*Task*
All entries must be set down once more, precisely as given.

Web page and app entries
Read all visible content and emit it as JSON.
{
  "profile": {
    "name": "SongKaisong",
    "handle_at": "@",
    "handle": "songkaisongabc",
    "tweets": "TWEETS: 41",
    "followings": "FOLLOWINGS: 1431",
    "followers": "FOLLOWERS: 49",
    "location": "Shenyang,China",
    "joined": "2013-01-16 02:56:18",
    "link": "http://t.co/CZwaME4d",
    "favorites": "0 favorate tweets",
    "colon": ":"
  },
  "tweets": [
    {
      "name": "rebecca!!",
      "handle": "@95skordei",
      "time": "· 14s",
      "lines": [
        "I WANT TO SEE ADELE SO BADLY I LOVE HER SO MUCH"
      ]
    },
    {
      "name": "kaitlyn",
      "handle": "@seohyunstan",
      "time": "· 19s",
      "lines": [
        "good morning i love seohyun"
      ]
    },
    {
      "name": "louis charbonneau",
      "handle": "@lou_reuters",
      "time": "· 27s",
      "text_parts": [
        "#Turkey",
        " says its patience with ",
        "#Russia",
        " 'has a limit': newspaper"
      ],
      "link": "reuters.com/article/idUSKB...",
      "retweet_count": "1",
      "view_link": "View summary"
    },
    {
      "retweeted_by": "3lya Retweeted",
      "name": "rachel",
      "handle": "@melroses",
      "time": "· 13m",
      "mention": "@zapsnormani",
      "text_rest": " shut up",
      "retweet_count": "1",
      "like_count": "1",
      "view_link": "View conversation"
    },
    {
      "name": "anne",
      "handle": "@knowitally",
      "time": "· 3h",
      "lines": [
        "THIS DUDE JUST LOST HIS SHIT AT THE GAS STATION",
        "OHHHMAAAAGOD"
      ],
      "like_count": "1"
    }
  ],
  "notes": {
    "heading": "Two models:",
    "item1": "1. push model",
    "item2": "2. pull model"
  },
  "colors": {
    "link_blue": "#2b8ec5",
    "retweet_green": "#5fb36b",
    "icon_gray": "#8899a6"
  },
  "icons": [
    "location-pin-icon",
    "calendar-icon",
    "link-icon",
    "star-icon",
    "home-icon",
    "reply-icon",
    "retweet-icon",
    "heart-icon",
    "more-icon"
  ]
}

*Reply*
Read all visible content and emit it as JSON.
{
  "profile": {
    "name": "SongKaisong",
    "handle_at": "@",
    "handle": "songkaisongabc",
    "tweets": "TWEETS: 41",
    "followings": "FOLLOWINGS: 1431",
    "followers": "FOLLOWERS: 49",
    "location": "Shenyang,China",
    "joined": "2013-01-16 02:56:18",
    "link": "http://t.co/CZwaME4d",
    "favorites": "0 favorate tweets",
    "colon": ":"
  },
  "tweets": [
    {
      "name": "rebecca!!",
      "handle": "@95skordei",
      "time": "· 14s",
      "lines": [
        "I WANT TO SEE ADELE SO BADLY I LOVE HER SO MUCH"
      ]
    },
    {
      "name": "kaitlyn",
      "handle": "@seohyunstan",
      "time": "· 19s",
      "lines": [
        "good morning i love seohyun"
      ]
    },
    {
      "name": "louis charbonneau",
      "handle": "@lou_reuters",
      "time": "· 27s",
      "text_parts": [
        "#Turkey",
        " says its patience with ",
        "#Russia",
        " 'has a limit': newspaper"
      ],
      "link": "reuters.com/article/idUSKB...",
      "retweet_count": "1",
      "view_link": "View summary"
    },
    {
      "retweeted_by": "3lya Retweeted",
      "name": "rachel",
      "handle": "@melroses",
      "time": "· 13m",
      "mention": "@zapsnormani",
      "text_rest": " shut up",
      "retweet_count": "1",
      "like_count": "1",
      "view_link": "View conversation"
    },
    {
      "name": "anne",
      "handle": "@knowitally",
      "time": "· 3h",
      "lines": [
        "THIS DUDE JUST LOST HIS SHIT AT THE GAS STATION",
        "OHHHMAAAAGOD"
      ],
      "like_count": "1"
    }
  ],
  "notes": {
    "heading": "Two models:",
    "item1": "1. push model",
    "item2": "2. pull model"
  },
  "colors": {
    "link_blue": "#2b8ec5",
    "retweet_green": "#5fb36b",
    "icon_gray": "#8899a6"
  },
  "icons": [
    "location-pin-icon",
    "calendar-icon",
    "link-icon",
    "star-icon",
    "home-icon",
    "reply-icon",
    "retweet-icon",
    "heart-icon",
    "more-icon"
  ]
}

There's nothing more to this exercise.